Ultimately, the job of a probation officer is to serve as a mentor and supervisor for offenders who are trying to rejoin society.
Probation officers work with local, state, and federal prison systems. These internships are great for improving skills that are necessary for the position.
As the population of our country continues to grow, so will criminal activity — no matter how hard we work to prevent it. They also work hard to help rehabilitate criminals and try to keep them on the right side of the law.
Apart from gauging an applicant's character, the panel interview also serves as a way of detecting unseemly personality and the inability to communicate with people. Below is a five-step guide on how to become a probation officer: As with any employment, the initial phase is the probationary period, followed by permanent employment status.
Those who excel in their entry-level functions are recognized for exceptional service, and those who obtain graduate degrees have brighter prospects from promotion to managerial and executive positions within the organization.
Their non-sworn counterparts play auxiliary roles, sometimes on Career as probation officer voluntary capacity as requested by the sentencing courts, and are not allowed to make seizures and arrests on their own. They also work hard to help rehabilitate criminals and try to keep them on the right side of the law.
Probation officers, on the other hand, typically monitor nonviolent or first-time offenders, or offenders that have committed minor crimes.
Where Do Probation Officers Work? Step 4 - Complete In-Service Training After successfully completing the initial screening and selection process, aspiring probation officers qualify for pre-employment training sponsored by the agencies that are considering their services.
Foundation courses include constitutional law, criminal law, justice studies, justice administration, ethics, addiction counseling, and technology in criminal justice. Hiring agencies prefer aspirants who are physically fit, particularly those with clear eyesight naturally or aided and good hearing, as well as those who are able to stand and walk frequently, for prolonged periods e.
Learn more about how to be a parole officer. The soft skills that are likely to be enhanced by formal education include interpersonal skills, which is important in articulating concepts and ideas, and conveying messages to criminal justice stakeholders from the law enforcement, the courts, and corrections components; multicultural understanding and tolerance, which are important in dealing with a diverse population of suspected or convicted criminal offenders; and mentoring, which is an integral part in the reformation and rehabilitation of probationers.
Probation officers are typically employed by state and county governments, and usually work in probation offices. While the job can prove rewarding in terms of compensation and opportunity to serve the community, it can also be dangerous and stressful, considering that the work environment involves direct communication and contact with criminal offenders or defendants in criminal proceedings.
This is because of the educational requirement, which means that by the time of application, college graduates or highly experienced candidates will have learned how to prepare their documents properly.
Not only will you be in a growing law enforcement career, but you also have the ability to make a difference in someones life and help cut down on crime. A special probation officer training program is also usually required and may be provided by employers.

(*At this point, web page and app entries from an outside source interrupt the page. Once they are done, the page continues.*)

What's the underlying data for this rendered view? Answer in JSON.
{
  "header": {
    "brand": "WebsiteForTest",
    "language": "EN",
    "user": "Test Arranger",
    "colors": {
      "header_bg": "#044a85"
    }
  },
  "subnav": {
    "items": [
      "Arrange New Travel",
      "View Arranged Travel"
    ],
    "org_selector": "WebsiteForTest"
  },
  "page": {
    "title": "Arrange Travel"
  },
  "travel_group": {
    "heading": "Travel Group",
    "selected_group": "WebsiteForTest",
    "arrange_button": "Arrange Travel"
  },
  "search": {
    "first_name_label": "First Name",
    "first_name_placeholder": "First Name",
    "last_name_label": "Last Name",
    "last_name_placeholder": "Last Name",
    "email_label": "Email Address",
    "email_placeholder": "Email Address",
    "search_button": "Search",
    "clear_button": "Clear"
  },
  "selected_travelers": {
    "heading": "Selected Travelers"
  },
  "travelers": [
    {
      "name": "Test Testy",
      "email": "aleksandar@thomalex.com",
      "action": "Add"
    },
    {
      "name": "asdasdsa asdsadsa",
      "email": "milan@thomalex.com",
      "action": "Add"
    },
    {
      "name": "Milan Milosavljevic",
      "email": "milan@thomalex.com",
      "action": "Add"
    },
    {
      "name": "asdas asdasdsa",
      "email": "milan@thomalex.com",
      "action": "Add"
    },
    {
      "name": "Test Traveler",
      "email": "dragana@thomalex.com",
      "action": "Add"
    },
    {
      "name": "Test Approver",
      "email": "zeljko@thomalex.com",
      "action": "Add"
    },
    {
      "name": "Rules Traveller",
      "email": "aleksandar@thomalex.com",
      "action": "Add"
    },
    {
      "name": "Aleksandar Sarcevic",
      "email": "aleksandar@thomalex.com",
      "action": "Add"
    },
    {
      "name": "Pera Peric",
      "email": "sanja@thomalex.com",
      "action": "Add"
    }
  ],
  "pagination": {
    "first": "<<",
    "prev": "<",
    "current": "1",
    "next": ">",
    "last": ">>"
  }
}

Probation officers will document their findings and hold meetings with other individuals responsible for the case to discuss different options that may be available. They are vested with police powers to enforce laws against probationers in violation of release conditions, court rules, and the law.
For instance, a person may be sentenced to a year of probation, or six months of incarceration and six months of probation.A probation officer is a professional that monitors offenders and makes sure that they abide by the rules and follow the conditions of the probation.
Although they have some similar duties, parole officers and probation officers are actually very different. A probation officer is a professional that monitors offenders and makes sure that they abide by the rules and follow the conditions of the probation.
Although they have some similar duties, parole officers and probation officers are actually very different. Probation officers and correctional treatment specialists provide social services to assist in rehabilitation of law offenders in custody or on probation or parole.
Probation officers and correctional treatment specialists work with probationers and parolees. Workers may be assigned to fieldwork in Work experience in related occupation: None. Probation officers will document their findings and hold meetings with other individuals responsible for the case to discuss different options that may be available.
Ultimately, the job of a probation officer is to serve as a mentor and supervisor for offenders who are trying to rejoin society. Probation Officer: Overview of Career Education for Probation Officers Learn about the education and preparation needed to become a probation officer. Get a quick view of the requirements as well.
Juvenile Probation Officer: Career Guide. Juvenile probation officers (JPO) supervise youth who have been accused or convicted of crimes and are subsequently placed .Download